Jon Meacham, editor of Newsweek, has written a nice piece in the wake of last week’s announcement that The Washington Post was putting the magazine up for sale. Someone, or some group of someones, may well buy it. The point I’m most interested in from Meacham’s piece is:

“There is a place for NEWSWEEK in some form in a fragmented culture. We represent an opportunity to focus the attention of a large number of people on a single topic. The moment of focus may be fleeting, but there are fewer and fewer common denominators left in American life, and the conversation is not going to be enriched by having fewer still. We are not the only catcher in the rye standing between democracy and the abyss of ignorance and despair.” (my emphasis)

That statement may be a little melodramatic, but Meacham’s entirely correct. At the risk of repeating myself (again), the point is precisely that we need a common pool of information and a common point of departure in focusing on the myriad issues confronting us. The challenge for the media is restoring the public’s trust that we’re presenting a fair, balanced and comprehensive account of whatever issue we’re discussing (and I mean truly fair and balanced). Unfortunately, we have few institutions that still command universal public respect. Have our institutions become m0re corrupt, or have they always been as they are now and we just know more about them? One thing is for sure, we can’t on the one hand demand total purity on the part of our public servants and then on the other hand search for any impurity, however slight or minor, to discredit them. Men and women of goodwill will decide, as many have, that the game isn’t worth the effort if their reward will be a splash of mud all over them.

The other point I’m interested in from Meacham’s piece is this:

“… the task now is to find the right economic and digital means to meet our traditional ends while trying to discover a sustainable business model. ”

I’m not sure exactly what he means. Obviously, any enterprise has to be able to pay its bills to survive, regardless of whether it’s a profit-making business or one sustained by an angel of one kind or another. It would be better all around for the enterprise to be profit-making because that would show, among other things, that it’s meeting the wants and needs of its audience and not simply indulging some elite’s whims or interest. When Meacham says “the right digital means” though, is he being deliberately obtuse? He published his piece on “the right digital means”, so where is the mystery? The task is to present a product that will bring enough paying customers back on a regular basis to show a profit and keep the ‘publication’ (if that is the right word in this context) going. Newsweek, or any other magazine, has to recognize the expectation that readers have been encouraged to develop that something new and interesting will be there for them to read whenever they turn to a publication. And they’re not going to wait until Monday, Tuesday or Wednesday morning or afternoon every week to get it.

This is the venue, for better or worse, where Newsweek and all the other magazines and newspapers have to sink or swim. And they will just have to get better and quicker at presenting whatever they are doing in order to stay afloat. And readers, as I have said too many times already, will have to get used to the idea that they’re going to have to pay for information. In the best of all possible worlds, maybe information would be free. In this one, it isn’t.

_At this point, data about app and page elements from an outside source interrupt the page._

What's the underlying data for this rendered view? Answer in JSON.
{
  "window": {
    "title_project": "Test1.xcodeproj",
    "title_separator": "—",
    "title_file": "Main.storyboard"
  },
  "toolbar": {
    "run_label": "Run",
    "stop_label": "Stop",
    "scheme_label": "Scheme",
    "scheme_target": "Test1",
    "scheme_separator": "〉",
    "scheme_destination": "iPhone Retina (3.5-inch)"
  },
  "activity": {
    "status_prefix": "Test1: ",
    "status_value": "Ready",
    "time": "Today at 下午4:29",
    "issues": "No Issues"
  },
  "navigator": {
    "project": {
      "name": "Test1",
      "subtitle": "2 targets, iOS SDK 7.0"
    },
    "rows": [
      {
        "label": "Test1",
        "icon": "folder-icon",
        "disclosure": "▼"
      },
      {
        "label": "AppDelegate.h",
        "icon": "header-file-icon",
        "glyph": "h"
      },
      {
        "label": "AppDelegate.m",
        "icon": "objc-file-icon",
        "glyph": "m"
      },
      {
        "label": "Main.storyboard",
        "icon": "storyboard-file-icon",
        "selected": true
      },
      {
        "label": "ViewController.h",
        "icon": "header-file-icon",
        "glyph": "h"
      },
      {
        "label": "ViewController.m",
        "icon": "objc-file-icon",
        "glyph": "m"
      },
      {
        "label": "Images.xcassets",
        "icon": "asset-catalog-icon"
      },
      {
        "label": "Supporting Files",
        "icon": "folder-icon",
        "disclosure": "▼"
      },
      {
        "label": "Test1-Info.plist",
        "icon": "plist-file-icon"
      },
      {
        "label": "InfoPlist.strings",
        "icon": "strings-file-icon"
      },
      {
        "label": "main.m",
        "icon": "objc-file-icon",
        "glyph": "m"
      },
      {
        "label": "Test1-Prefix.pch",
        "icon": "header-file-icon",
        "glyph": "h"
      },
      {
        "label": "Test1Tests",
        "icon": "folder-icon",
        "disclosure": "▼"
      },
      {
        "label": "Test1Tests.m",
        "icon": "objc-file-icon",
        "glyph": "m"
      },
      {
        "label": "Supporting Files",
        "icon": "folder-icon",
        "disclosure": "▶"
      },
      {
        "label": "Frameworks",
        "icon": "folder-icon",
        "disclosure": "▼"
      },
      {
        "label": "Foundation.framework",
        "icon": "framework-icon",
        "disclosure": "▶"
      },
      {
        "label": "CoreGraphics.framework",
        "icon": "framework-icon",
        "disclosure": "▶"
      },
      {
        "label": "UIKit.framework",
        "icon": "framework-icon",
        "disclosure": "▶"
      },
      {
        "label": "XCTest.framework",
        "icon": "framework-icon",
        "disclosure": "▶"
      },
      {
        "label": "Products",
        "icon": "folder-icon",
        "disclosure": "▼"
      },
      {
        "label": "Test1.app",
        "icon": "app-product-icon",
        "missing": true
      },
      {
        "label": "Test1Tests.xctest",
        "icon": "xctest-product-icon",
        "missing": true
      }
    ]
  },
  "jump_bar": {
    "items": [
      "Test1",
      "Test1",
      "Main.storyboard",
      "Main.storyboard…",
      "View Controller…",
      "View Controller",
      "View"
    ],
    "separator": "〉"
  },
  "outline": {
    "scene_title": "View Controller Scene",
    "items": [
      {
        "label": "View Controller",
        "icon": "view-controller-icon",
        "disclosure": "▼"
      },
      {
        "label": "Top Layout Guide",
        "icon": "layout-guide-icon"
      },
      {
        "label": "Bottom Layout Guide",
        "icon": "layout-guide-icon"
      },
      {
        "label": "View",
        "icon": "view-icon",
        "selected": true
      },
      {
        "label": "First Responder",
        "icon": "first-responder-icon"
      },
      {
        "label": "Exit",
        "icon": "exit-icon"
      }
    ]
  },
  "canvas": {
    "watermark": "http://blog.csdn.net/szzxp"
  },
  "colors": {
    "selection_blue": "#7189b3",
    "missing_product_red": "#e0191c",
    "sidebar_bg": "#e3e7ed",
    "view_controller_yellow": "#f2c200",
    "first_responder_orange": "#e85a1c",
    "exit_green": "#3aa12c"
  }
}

Today’s announcement that The Washington Post has put Newsweek up for sale is obviously another indication of how the news business is changing. Newsweek already had scaled back and was in the process of becoming a digital operation, with the print edition taking a back seat. It was losing money, though, and according to the statement of Don Graham, chairman of The Washington Post Company, the Post didn’t see a way that it could reverse the trend.

News magazines may have outlived their usefulness in a world where anyone can have access to up-to-the-minute news reports 24/7. Waiting a week to read what you already know doesn’t make much sense, and there are so many voices out their already commenting that the loss of a couple of weekly voices may not seem to matter much.

HOWEVER.

Jon Meacham, Newsweek’s editor, appeared on the Daily Show tonight to talk about the sale, what’s going on in journalism and the importance of publications like Newsweek to American democracy. He made two points that have been made here in the past couple of weeks. 1) that if people aren’t ready to pay for news, “they should be prepared to get a different kind of news”; and, 2) that in an increasingly fragmented world, Newsweek and other publications like it constitute a source of information that people have in common.

We need to be drawing on the same pool of information if we’re going to have any kind of dialogue. Meacham repeated another point made here, that the informati0n may not be accurate 100 percent of the time in a publication like Newsweek, or The Washington Post, or Time, or the New York Times, but they make an honest effort to get it right and avoid blatant bias.

We need to hear facts that we may not like, and we need to get used to the idea that there’s no free lunch. Someone has to pay for all those reporters running around–occasionally risking their lives–to gather information. They love their jobs, of course, but they have to eat and support their families. If no one wants to pay them, they’ll have to find another line of work. Once again, quoting King Lear, nothing comes from nothing.